■ **MATERIAL TO PROCESS**

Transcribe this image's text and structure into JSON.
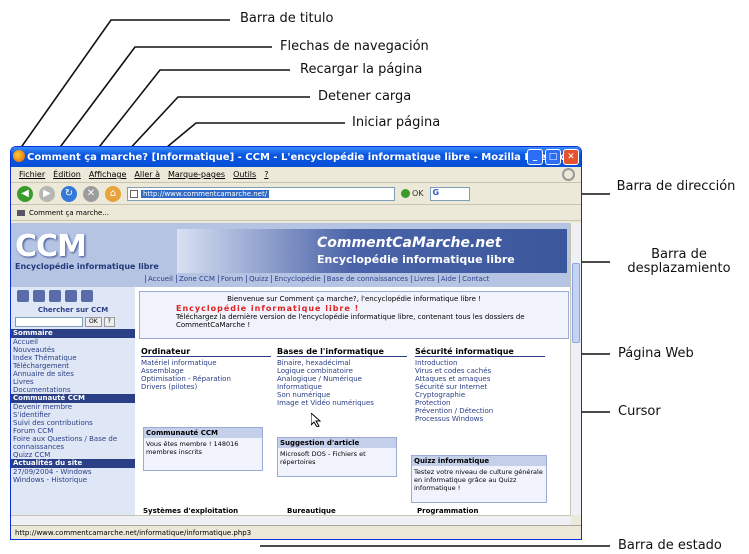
{
  "annotations": {
    "title_bar": "Barra de titulo",
    "nav_arrows": "Flechas de navegación",
    "reload": "Recargar la página",
    "stop": "Detener carga",
    "home": "Iniciar página",
    "address_bar": "Barra de dirección",
    "scrollbar": "Barra de desplazamiento",
    "web_page": "Página Web",
    "cursor": "Cursor",
    "status_bar": "Barra de estado"
  },
  "window": {
    "title": "Comment ça marche? [Informatique] - CCM - L'encyclopédie informatique libre - Mozilla Firefox"
  },
  "menu": [
    "Fichier",
    "Édition",
    "Affichage",
    "Aller à",
    "Marque-pages",
    "Outils",
    "?"
  ],
  "address": {
    "url": "http://www.commentcamarche.net/",
    "go_label": "OK",
    "search_engine": "G"
  },
  "bookmark": "Comment ça marche...",
  "page": {
    "logo": "CCM",
    "encyclopedia": "Encyclopédie informatique libre",
    "banner_title": "CommentCaMarche.net",
    "banner_subtitle": "Encyclopédie informatique libre",
    "tabs": [
      "Accueil",
      "Zone CCM",
      "Forum",
      "Quizz",
      "Encyclopédie",
      "Base de connaissances",
      "Livres",
      "Aide",
      "Contact"
    ],
    "search_title": "Chercher sur CCM",
    "search_ok": "OK",
    "search_help": "?",
    "sommaire": "Sommaire",
    "sommaire_items": [
      "Accueil",
      "Nouveautés",
      "Index Thématique",
      "Téléchargement",
      "Annuaire de sites",
      "Livres",
      "Documentations"
    ],
    "communaute": "Communauté CCM",
    "communaute_items": [
      "Devenir membre",
      "S'identifier",
      "Suivi des contributions",
      "Forum CCM",
      "Foire aux Questions / Base de connaissances",
      "Quizz CCM"
    ],
    "actualites": "Actualités du site",
    "actualites_items": [
      "27/09/2004 - Windows",
      "Windows - Historique"
    ],
    "welcome": "Bienvenue sur Comment ça marche?, l'encyclopédie informatique libre !",
    "welcome_red": "Encyclopédie informatique libre !",
    "welcome_text": "Téléchargez la dernière version de l'encyclopédie informatique libre, contenant tous les dossiers de CommentCaMarche !",
    "col1_head": "Ordinateur",
    "col1_items": [
      "Matériel informatique",
      "Assemblage",
      "Optimisation - Réparation",
      "Drivers (pilotes)"
    ],
    "col2_head": "Bases de l'informatique",
    "col2_items": [
      "Binaire, hexadécimal",
      "Logique combinatoire",
      "Analogique / Numérique",
      "Informatique",
      "Son numérique",
      "Image et Vidéo numériques"
    ],
    "col3_head": "Sécurité informatique",
    "col3_items": [
      "Introduction",
      "Virus et codes cachés",
      "Attaques et arnaques",
      "Sécurité sur Internet",
      "Cryptographie",
      "Protection",
      "Prévention / Détection",
      "Processus Windows"
    ],
    "comm_box_head": "Communauté CCM",
    "comm_box_text": "Vous êtes membre ! 148016 membres inscrits",
    "suggest_head": "Suggestion d'article",
    "suggest_text": "Microsoft DOS - Fichiers et répertoires",
    "quiz_head": "Quizz informatique",
    "quiz_text": "Testez votre niveau de culture générale en informatique grâce au Quizz informatique !",
    "bottom_heads": [
      "Systèmes d'exploitation",
      "Bureautique",
      "Programmation"
    ]
  },
  "status_bar": "http://www.commentcamarche.net/informatique/informatique.php3"
}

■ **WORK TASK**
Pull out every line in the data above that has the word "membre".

■ **SOLUTION FOR THIS TASK**
      "Devenir membre",
    "comm_box_text": "Vous êtes membre ! 148016 membres inscrits",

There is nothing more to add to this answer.